These leggings are made by Mathilde Perreault, born Carrière (1848-1939). She’s born in the Saint-Vital Parish and attends the school there run by the Grey Nuns. She marries Joachim Perreault in 1876, in Saint-Boniface and they settle and operate on a farm near Saint-Pierre-Jolys, Manitoba. Though their first child does not survive its first days, they have four more children. Her brother Damase Carrière is killed during the Battle of Batoche in 1885, and appears on the Métis Nation’s list of martyrs. Mathilde is a devout Catholic who practices Métis traditions, including beadwork. As a widow, she initially lives with her son Alfred and works for a time as Mr. Albert Préfontaine’s cook. She lives until the age of 91. She is buried in the Saint-Pierre-Jolys cemetery. Several items were found by her descendants in a trunk full of family treasures, which were transferred to the MSBM.

TFT-93

Elzéar Goulet's sash

Elzéar Goulet is born in 1836 in Saint-Boniface. In 1861, he inherits his brother Roger’s role and begins to transport mail on horseback between the Rivière-Rouge Colony and Pembina. Thanks to his work, he develops a good reputation and builds many relationships along the way. He marries Hélène Jérôme in Pembina in 1859 and becomes an American citizen. Together, they have six children. His family and his work ensure that Elzéar constantly travels between the two communities. He is called upon to join the resistance in 1869 and becomes Captain (2nd in command) of the provisional government under Ambroise Lépine. He is a member of the court martial that convicts Thomas Scott in March 1870 and is in favour of the death penalty for the prisoner. Along with André Nault, Goulet serves as Scott's escort when the latter is taken from Upper Fort Garry prison for his execution. He is also in charge of disposing of Scott's body following his execution. In September 1870 Goulet was sighted in the village of Winnipeg by a man who had been a prisoner of Riel under the provisional government. With two members of Garnet Joseph Wolseley's expeditionary force, they pursued Goulet who fled on foot towards the Red River. Goulet tries to get to Saint-Boniface by swimming across the river. His pursuers throw stones at him, including one that strikes Goulet in the head and knocks him out. Goulet drowns in the Red River. The Elzéar-Goulet Memorial Park is located in Saint-Boniface, on Taché Avenue, north of Provencher Boulevard, along the Red River. Elzéar Goulet is one of the Métis figures recognized by the Union nationale métisse Saint-Joseph du Manitoba at its annual commemorative ceremony held on November 16th.

EE-344

Métis dress

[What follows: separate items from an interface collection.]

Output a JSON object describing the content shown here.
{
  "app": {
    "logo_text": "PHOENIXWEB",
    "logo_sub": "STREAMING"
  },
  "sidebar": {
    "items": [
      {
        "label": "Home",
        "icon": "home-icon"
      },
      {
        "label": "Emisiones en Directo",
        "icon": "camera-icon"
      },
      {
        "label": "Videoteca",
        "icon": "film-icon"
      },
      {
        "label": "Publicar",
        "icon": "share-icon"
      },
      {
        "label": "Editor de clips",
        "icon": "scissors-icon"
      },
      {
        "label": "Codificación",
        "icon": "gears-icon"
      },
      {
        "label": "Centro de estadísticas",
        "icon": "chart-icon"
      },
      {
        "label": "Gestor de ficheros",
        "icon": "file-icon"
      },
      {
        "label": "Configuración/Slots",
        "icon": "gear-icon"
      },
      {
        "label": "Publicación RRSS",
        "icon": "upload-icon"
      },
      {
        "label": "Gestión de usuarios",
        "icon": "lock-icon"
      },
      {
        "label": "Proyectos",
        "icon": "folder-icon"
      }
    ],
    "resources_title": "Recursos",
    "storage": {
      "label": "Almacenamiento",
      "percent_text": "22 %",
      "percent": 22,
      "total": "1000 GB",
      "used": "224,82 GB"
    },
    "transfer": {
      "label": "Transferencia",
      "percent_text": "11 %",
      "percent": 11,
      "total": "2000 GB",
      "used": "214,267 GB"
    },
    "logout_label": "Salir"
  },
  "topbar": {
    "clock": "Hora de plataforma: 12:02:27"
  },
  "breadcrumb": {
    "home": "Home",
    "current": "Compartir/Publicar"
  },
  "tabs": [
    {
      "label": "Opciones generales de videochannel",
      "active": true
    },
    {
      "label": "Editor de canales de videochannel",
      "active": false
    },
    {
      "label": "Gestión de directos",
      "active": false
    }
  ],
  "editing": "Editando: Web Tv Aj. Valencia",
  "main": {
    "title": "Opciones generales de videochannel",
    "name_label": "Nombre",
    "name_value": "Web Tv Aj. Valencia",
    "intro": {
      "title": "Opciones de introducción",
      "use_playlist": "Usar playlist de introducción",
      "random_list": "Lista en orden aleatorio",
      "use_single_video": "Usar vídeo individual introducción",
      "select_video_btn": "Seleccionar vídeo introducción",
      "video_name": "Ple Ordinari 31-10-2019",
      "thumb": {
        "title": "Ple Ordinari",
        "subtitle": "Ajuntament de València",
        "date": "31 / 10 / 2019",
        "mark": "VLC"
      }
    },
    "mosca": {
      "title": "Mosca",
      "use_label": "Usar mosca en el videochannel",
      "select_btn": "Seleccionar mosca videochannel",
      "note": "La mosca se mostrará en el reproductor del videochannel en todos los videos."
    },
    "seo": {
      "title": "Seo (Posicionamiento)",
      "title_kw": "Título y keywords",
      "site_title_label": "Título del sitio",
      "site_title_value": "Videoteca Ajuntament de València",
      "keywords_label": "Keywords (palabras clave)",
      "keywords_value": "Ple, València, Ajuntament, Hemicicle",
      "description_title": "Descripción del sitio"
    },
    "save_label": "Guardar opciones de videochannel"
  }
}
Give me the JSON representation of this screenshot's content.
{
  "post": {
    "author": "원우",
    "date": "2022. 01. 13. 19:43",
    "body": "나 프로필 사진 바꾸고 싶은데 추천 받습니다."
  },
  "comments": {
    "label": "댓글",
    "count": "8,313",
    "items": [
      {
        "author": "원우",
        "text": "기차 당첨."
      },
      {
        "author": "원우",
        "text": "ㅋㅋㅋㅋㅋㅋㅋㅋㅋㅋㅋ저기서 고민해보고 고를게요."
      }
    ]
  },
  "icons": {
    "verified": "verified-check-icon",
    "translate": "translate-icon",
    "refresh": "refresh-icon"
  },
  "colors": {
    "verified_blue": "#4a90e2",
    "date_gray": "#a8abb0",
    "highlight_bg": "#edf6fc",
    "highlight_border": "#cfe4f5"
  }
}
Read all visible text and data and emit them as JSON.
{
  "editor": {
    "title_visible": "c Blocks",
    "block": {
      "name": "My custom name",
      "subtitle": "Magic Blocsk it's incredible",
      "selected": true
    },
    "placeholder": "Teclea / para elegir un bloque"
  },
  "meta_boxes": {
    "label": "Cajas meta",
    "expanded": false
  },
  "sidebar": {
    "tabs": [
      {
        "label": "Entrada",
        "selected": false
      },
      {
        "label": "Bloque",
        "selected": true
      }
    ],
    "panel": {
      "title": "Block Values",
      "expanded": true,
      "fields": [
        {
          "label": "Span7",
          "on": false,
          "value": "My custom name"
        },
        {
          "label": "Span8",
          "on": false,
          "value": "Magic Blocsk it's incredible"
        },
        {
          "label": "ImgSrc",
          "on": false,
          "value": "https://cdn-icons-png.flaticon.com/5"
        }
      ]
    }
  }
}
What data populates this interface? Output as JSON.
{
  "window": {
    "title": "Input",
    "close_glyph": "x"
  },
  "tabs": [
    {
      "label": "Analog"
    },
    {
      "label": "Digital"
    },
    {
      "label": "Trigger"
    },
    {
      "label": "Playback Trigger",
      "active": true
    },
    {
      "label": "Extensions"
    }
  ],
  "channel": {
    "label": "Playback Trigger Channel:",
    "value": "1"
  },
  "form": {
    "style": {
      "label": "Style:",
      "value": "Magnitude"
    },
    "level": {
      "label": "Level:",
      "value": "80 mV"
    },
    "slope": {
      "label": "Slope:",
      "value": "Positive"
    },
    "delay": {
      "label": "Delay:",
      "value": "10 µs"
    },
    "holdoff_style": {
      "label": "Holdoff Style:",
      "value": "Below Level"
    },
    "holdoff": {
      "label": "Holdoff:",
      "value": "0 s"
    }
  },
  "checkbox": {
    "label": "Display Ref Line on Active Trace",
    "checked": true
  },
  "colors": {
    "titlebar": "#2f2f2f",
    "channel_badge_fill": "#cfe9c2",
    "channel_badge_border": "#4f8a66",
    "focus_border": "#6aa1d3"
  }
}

The origin of this dress is unknown, but it was a part of the Société historique de Saint-Boniface’s (SHSB) orginal collections. Following the Musée de Saint-Boniface’s creation and over time, the SHSB transferred most of the objects from its collections to the Museum in order to focus mainly on archives. The condition of the dress suggests that it was possibly damaged during the Saint-Boniface Cathedral fire of 1968, when the SHSB museum was located in the Cathedral’s basement. Although originally catalogued as Métis dress, its cut is not typical of documented Métis dresses. There is also a photo in Library and Archives Canada's collection that shows a Dakota woman (Sitting Eagle's wife) wearing a dress with a very similar cut.